“The increased cases count is making authorities really look critically at what is the safest thing,” said Anne Schuchat, principal deputy director of the Centers for Disease Control and Prevention, during a press event Tuesday in Washington.
In China’s Hubei province, the epicenter of the outbreak, deaths and life-threatening respiratory complications have predominantly occurred in older people or those with pre-existing medical conditions, she noted.
The cruise ship “is filled with people like that,” she said. “It’s a cruise ship with a lot of elderly individuals.” She didn’t specify exactly which new options are under consideration.
Rodrigue said cruise ships run on tight schedules and the Westerdam may not have lots of extra provisions, water and fuel on board for many more days beyond the scheduled end of this voyage, which was originally set for Feb. 15 in Yokohama, Japan.
“Ships are so synchronized and organized,” said Rodrigue. “When the ship finishes a cruise, it arrives at port in the morning, restocks everything in the afternoon and then they leave for another trip. This is well beyond any reasonable planning.”
The cruise-ship operator hasn’t had much news to offer passengers.
“We are actively working this matter and will provide an update when we are able,” Holland America Line said, adding it’s aware of the reports about Thailand’s refusal. “We know this is confusing for our guests and their families and we greatly appreciate their patience.”
In a blog post Monday evening, the operator announced the ship was headed to Laem Chabang port – about 50 miles east of Bangkok – where passengers would disembark and end their journey on Feb. 13.
The ship’s plight is adding to Carnival’s woes sparked by the virus.
The Westerdam departed Hong Kong on Feb. 1 on a 14-day Taiwan and Japan cruise, with 1,455 guests and 802 crew members.
Passengers on board have taken to social media after learning of being turned away by Thailand.
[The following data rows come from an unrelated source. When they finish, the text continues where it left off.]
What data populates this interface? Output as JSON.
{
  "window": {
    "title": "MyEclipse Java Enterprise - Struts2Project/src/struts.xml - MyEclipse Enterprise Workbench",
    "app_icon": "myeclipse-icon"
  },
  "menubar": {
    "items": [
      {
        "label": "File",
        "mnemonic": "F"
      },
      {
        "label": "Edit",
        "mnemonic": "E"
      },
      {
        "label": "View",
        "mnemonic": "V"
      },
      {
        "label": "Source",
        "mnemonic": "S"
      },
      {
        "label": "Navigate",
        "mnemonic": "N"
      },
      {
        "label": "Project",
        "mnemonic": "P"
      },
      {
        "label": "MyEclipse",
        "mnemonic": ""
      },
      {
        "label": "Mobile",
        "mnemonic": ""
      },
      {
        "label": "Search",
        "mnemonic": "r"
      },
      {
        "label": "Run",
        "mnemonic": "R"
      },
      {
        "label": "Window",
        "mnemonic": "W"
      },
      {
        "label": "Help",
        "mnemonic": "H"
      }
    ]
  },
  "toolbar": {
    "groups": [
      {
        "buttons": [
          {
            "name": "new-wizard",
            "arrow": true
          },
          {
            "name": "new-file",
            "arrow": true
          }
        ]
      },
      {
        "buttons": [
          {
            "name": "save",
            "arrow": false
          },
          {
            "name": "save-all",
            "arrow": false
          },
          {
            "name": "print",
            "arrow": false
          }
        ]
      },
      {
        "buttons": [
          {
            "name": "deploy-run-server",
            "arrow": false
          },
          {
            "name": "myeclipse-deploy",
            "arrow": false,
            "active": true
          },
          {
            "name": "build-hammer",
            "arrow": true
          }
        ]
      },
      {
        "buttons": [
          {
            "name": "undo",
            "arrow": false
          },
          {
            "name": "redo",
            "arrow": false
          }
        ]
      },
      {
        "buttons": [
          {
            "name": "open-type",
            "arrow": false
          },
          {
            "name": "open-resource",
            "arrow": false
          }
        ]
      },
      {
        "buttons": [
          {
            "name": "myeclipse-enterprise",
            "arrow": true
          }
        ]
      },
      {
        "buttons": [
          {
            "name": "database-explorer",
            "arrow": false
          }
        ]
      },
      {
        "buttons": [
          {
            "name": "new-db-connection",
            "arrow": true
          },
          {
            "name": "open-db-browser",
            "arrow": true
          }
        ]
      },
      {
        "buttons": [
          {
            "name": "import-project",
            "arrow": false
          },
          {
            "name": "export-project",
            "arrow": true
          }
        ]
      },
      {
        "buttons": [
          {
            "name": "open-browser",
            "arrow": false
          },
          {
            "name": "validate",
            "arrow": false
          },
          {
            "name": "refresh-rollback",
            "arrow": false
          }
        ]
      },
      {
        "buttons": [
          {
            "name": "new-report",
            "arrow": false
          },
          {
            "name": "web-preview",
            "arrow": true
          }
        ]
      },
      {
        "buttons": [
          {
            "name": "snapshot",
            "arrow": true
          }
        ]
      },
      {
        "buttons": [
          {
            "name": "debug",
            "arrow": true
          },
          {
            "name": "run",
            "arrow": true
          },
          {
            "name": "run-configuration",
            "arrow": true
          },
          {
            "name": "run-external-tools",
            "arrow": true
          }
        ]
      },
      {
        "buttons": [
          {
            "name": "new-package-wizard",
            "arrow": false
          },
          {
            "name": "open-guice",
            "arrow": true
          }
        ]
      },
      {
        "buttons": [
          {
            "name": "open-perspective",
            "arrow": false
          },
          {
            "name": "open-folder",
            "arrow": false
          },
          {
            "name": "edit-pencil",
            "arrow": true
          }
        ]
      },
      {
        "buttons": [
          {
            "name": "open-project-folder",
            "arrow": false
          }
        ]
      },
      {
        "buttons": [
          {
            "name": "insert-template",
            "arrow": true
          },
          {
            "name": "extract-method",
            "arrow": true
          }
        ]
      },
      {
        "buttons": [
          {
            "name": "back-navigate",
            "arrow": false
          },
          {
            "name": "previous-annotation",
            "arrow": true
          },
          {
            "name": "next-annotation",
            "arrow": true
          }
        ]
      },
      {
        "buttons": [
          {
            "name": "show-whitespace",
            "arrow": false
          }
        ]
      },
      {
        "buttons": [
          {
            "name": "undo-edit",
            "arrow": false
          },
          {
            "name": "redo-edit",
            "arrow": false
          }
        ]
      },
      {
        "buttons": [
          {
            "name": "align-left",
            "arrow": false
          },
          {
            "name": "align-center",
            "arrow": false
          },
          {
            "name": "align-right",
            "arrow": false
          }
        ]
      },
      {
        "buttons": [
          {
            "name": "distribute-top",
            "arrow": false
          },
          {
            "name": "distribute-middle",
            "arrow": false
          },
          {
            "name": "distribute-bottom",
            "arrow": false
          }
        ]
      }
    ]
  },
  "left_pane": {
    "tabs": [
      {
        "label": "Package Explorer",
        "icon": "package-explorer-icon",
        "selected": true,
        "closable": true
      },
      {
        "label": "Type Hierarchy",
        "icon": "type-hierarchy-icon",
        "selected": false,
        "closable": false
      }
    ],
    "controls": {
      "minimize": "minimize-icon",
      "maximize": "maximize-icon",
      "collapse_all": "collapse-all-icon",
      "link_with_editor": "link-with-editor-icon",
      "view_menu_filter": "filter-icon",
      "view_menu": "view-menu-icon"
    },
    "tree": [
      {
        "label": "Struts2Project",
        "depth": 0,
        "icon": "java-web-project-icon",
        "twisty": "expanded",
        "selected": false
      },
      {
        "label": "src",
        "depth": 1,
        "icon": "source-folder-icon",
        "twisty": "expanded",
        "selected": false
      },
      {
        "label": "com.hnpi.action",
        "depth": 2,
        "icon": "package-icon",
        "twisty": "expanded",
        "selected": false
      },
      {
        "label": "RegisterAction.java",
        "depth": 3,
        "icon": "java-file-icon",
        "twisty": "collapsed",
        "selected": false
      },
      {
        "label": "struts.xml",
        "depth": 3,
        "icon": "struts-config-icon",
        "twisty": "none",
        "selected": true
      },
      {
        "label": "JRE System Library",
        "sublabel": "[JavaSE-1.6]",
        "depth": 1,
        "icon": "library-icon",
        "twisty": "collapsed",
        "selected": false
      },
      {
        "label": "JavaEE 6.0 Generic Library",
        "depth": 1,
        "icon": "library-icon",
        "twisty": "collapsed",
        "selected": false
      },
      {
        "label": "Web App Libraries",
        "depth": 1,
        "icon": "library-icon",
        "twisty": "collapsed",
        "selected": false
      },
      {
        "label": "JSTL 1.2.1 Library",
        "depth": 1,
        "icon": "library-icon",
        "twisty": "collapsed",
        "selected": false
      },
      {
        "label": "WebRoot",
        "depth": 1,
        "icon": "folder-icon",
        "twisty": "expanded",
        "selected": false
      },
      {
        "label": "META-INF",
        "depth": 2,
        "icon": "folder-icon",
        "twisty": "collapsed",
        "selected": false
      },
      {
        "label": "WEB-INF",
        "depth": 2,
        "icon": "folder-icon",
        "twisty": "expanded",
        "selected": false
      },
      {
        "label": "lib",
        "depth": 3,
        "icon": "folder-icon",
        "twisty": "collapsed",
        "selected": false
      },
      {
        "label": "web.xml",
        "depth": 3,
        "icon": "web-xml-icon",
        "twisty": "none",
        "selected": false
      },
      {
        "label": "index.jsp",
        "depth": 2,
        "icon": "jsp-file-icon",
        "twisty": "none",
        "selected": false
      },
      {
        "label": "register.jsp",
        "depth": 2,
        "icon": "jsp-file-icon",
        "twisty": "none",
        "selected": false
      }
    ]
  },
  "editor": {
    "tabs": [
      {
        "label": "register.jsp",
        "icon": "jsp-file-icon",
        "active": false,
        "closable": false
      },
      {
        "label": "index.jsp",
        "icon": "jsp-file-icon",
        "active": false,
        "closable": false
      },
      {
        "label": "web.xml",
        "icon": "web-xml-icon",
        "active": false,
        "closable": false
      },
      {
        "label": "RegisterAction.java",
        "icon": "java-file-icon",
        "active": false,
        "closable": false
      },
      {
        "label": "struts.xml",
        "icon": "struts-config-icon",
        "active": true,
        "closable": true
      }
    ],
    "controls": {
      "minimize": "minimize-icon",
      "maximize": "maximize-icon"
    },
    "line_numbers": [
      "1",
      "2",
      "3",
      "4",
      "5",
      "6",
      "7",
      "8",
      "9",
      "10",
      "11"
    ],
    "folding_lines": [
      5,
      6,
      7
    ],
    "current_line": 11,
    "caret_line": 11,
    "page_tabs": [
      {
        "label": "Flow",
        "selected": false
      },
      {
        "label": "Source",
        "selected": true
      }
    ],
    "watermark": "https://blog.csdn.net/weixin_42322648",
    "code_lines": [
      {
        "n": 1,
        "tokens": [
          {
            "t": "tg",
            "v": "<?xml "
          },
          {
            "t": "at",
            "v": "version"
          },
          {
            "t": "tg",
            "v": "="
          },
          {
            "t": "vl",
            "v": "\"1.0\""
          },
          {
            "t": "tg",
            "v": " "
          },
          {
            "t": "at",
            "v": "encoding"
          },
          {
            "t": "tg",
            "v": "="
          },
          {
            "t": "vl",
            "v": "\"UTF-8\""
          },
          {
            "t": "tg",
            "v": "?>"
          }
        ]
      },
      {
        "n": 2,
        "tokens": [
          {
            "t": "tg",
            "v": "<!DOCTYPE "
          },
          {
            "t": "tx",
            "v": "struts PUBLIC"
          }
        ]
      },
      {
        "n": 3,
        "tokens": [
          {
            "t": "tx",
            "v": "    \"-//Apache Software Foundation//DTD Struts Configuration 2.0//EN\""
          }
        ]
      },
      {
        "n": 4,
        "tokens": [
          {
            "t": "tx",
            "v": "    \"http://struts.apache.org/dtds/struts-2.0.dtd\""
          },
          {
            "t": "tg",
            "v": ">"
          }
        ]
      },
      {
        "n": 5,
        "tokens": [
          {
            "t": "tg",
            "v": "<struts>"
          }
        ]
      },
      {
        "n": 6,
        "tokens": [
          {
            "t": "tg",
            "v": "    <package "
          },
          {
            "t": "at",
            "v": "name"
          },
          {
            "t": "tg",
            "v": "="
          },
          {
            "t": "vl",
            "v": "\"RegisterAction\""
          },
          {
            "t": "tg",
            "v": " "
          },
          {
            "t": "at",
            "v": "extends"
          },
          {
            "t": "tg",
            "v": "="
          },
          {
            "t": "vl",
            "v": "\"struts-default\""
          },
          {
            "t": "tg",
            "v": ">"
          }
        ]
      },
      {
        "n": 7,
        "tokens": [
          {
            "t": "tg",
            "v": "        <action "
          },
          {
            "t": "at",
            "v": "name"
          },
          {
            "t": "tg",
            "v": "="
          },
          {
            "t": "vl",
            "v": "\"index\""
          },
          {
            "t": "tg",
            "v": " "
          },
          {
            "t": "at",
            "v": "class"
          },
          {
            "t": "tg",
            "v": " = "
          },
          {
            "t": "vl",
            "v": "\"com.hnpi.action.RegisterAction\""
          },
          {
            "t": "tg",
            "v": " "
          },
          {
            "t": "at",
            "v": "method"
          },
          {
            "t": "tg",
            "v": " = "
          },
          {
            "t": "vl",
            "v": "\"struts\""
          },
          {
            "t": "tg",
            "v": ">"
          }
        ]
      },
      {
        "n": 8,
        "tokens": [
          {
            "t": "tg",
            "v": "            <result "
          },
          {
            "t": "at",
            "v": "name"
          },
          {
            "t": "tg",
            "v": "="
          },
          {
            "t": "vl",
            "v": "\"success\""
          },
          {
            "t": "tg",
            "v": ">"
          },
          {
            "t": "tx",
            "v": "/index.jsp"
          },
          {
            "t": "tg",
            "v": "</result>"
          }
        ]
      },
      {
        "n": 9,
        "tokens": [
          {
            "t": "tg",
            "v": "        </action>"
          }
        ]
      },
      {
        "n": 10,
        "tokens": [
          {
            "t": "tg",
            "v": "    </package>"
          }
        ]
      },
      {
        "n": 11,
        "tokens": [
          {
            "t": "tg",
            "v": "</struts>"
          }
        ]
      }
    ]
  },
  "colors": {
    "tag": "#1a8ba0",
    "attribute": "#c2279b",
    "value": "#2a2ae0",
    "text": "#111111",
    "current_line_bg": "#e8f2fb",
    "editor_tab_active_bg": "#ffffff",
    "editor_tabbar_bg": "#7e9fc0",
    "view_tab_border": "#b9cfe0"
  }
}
While passengers wait for news, Christina Kerby said she’s been killing time learning how to fold bath towels into decorative shapes. The Northern California resident kept her posts upbeat and humorous: